After denying any knowledge of Ridsdale’s offending before the boy was raped in a confessional box at Mortlake in 1982, lawyers for the church on Friday accepted an amended statement of claim from the victim in the Supreme Court – in effect admitting legal liability for his crimes.

Published in The Age

read more…

Report shows $630 million government funding shortfall for community social services – Press release

The government is underfunding social service providers delivering services that are essential to the wellbeing of New Zealand children, families, whānau and communities by an estimated $630 million a year, an independent study has found.

The study found that the government funds social service providers for less than two thirds of the actual costs of delivering the essential services they are contracted to provide, often for some of New Zealand’s most vulnerable people.

Download the Press Release (PDF)

By Social Services Providers Aotearoa
2 September 2019

Health authorities urged to target growing male suicide

Warning: This story deals with the topic of suicide.

Health authorities are being urged to target a growing number of young men dying by suicide.

Figures released on Monday show 112 of the 685 people to die by suicide in the year to June 2019 were men aged 15 to 24.

More than three in every 10,000 young men aged 20 to 24 died by suicide, and men of all age groups made up 68 per cent of suicides.

Victoria University lecturer Dr Chris Bowden said the high rate was due to the “invisibility of men in previous suicide prevention”.

Published in Stuff

read more…

Suicide rates rise to highest-ever level

Warning: This story deals with the topic of suicide.

The number of suicides in New Zealand has reached its highest-ever level, with 685 people dying in the year to June 30.

That compares to the 2018 road toll where 377 lives were lost.

Published in Stuff

read more…

Kristina Keneally blasts Melbourne archbishop for claiming George Pell is innocent

The Labor senator Kristina Keneally has blasted Melbourne’s Catholic archbishop for his response to Cardinal George Pell losing his appeal against child sexual abuse convictions.

Keneally, herself a prominent Catholic, said she was gobsmacked that Archbishop Peter Comensoli‏ had maintained that Pell was innocent and had questioned whether his victim was mistaken. “It’s distressing for so many reasons,” she told Sky News on Sunday.

Published in The Guardian

read more…

‘He was a witness of truth’: why the judges decided Cardinal George Pell was guilty

On Wednesday, Cardinal George Pell lost his appeal to overturn a conviction of child sexual assault.

Chief Justice Anne Ferguson, Justice Chris Maxwell and Justice Mark Weinberg of the Victorian supreme court published their reasons in a 323-page judgment, along with a seven-page summary.

Ferguson and Maxwell found that the jury’s initial verdict was not unreasonable, while Weinberg, in dissent, said it should be overturned.

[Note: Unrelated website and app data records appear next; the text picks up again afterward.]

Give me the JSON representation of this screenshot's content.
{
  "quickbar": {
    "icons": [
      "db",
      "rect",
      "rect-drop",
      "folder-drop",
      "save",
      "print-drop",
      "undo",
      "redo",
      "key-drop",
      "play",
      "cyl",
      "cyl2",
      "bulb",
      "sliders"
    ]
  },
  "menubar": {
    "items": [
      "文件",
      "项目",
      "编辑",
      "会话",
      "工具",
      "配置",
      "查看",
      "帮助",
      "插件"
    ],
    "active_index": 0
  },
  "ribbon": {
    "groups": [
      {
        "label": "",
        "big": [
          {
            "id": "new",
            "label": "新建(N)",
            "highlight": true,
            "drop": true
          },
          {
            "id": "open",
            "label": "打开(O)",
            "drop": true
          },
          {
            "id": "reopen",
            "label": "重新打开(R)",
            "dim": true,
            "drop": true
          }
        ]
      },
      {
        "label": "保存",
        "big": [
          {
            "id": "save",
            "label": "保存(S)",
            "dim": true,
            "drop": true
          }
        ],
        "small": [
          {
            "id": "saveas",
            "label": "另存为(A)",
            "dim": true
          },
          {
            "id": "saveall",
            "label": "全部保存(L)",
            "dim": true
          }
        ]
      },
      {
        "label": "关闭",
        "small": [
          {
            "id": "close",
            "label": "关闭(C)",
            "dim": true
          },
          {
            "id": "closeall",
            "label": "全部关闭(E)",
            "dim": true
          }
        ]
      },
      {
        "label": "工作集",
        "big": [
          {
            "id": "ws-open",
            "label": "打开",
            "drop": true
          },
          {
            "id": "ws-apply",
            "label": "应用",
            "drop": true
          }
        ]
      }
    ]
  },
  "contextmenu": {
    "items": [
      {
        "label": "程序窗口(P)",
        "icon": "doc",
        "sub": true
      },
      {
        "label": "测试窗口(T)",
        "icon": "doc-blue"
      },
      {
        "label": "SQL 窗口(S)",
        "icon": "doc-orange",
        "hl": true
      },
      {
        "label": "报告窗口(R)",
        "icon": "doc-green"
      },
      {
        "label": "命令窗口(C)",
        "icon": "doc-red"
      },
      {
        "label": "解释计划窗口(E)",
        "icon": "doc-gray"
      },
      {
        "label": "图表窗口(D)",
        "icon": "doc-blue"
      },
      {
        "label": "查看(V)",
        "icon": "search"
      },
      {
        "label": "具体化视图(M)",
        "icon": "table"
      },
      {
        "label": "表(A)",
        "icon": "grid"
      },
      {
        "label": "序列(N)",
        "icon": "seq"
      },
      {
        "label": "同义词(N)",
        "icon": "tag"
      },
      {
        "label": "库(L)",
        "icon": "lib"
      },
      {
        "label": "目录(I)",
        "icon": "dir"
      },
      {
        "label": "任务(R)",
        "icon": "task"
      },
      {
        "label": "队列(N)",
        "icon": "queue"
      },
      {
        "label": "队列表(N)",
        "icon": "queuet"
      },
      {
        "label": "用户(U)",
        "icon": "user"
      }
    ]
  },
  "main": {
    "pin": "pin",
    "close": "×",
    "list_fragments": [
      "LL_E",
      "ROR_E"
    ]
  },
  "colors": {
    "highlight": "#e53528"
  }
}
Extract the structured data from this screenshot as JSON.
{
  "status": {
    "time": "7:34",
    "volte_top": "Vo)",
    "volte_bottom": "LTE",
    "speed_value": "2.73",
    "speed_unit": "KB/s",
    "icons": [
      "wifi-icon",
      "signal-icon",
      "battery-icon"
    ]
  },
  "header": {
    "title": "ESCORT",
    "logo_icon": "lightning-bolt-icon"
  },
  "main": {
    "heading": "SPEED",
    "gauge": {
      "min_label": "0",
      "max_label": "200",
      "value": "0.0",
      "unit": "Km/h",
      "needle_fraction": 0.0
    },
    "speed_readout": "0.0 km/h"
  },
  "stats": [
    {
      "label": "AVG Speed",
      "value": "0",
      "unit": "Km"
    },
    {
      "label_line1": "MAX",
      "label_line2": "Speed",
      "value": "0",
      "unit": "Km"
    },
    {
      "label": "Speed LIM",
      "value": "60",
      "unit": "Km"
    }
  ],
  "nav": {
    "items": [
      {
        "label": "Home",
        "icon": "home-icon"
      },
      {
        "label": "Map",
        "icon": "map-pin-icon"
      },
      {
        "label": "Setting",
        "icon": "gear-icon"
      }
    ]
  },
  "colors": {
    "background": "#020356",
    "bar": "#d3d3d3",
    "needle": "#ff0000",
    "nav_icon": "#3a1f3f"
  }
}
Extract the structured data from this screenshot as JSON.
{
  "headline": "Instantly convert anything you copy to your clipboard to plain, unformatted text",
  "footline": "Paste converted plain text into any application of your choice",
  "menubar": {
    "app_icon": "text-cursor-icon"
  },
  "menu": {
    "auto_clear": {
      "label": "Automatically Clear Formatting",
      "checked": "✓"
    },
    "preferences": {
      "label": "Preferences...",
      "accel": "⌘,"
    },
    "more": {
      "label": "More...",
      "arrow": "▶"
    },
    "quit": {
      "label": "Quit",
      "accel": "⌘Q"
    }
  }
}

Below are the excerpts that best summarise why and how that judgment was reached.

Published in The Guardian

read more…

New paper – Circumcision: A controversial topic

In response to concerns expressed within our survivor community, and to foster a more informed understanding of male circumcision as it presents in our contemporary society, MSA commissioned the attached literature review titled “Circumcision: A controversial topic.”

This paper also references another discussion on the ethical considerations of circumcision titled “Genital Autonomy and Sexual Wellbeing”, which has been included in our web Research archive to further inform our readers.

Download the PDF

read more…